Spending big bucks on infrastructure won’t end our travel misery, but a new passport may: friction-free travel from check-in to airplane.
You wouldn’t guess it if you are suffering long security lines and indifferent service at America’s airports this holiday season, but all this could soon be a thing of the past. New smart technology in which your face becomes your passport could transform the airport experience.
And everybody agrees that this needs to happen. If there is one song both political parties are singing from the same sheet it is that we need to renew our transport infrastructure before it finally collapses from neglect.
And airports appear to be high on the list.
Listen to President-elect Donald Trump and Vice President Joe Biden. They have both called New York’s LaGuardia airport “Third World” in its wretched standards. That’s probably an insult to a lot of the Third World. As LaGuardia undergoes a $4 billion makeover it’s even more of a nightmare for passengers than it was before.
Billionaires and politicians can, of course, make invidious comparisons like this because they get to see how these things are done in other parts of the world. Bear in mind, too, that Trump and Biden are both accustomed to VIP fast-tracking. But passengers who only fly domestically in the U.S. don’t have any means of knowing if the miseries they now accept as routine—long lines, overcrowded lounges, chaos when boarding—are the same around the world.
Mostly, they are not.
And other countries are leaping way ahead by investing billions of dollars in a new generation of airports of a quality that Americans can only dream of:
In Dubai, United Arab Emirates, to be completed in 2020, a new airport with five runways and four terminals, capable of handling 160 million passengers a year. (Right now the world’s busiest airport is Atlanta’s Hartsfield-Jackson, serving 101 million passengers a year.)
In Kuala Lumpur, Malaysia, the world’s largest terminal dedicated solely to budget airlines, able to handle 45 million passengers a year.

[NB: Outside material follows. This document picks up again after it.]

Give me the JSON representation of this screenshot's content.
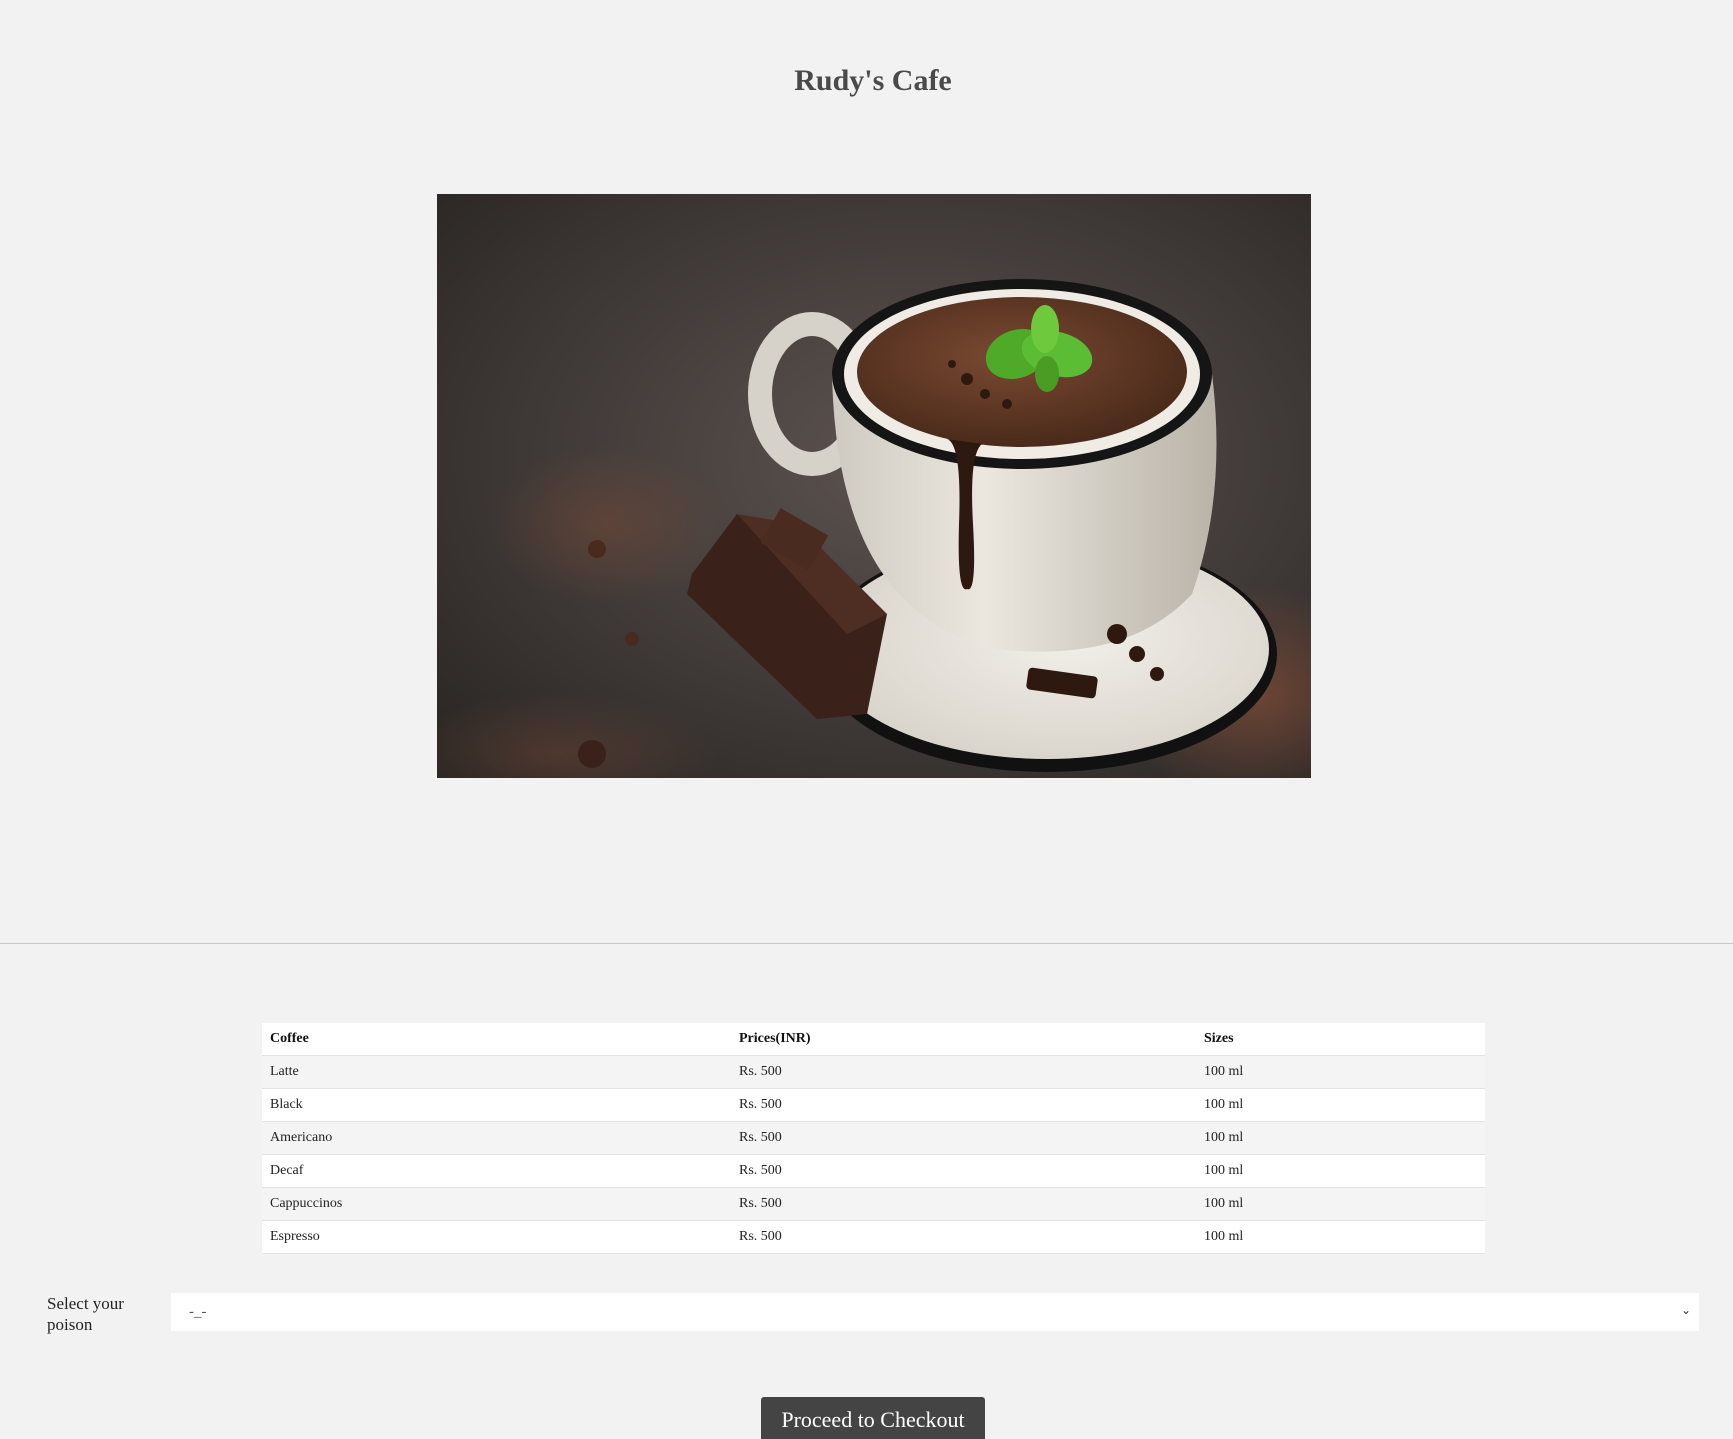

In Incheon, South Korea, a new terminal opening for the 2018 Winter Olympics that by 2025 will be handling 46 million passengers through 222 check-in counters.
But let’s get real: Utopian projects on this scale will never be possible at any major U.S. airport because of constraints imposed by the availability of land and the environmental impact on urban areas.
Most of the airline terminals in the U.S. predate the 9/11 terrorist attacks. Their architecture didn’t anticipate the new lines of defense that would be needed for passenger and baggage screening. Passenger numbers have grown simultaneously with the need to stuff terminals with the equipment to carry out much tighter security checks, as well as being exacerbated by recent cutbacks in the number of screeners. This squeeze has created the choke points that caused such huge lines and suffering this summer.
For America, improving the airports we already have is more realistic—and more urgent—than pursuing fantasies of new mega-airports or just expanding a system that is broken. Instead, infrastructure investment should be directed at embracing a step change in technology that could transform the way our airports handle passengers and baggage, easing much of the problem…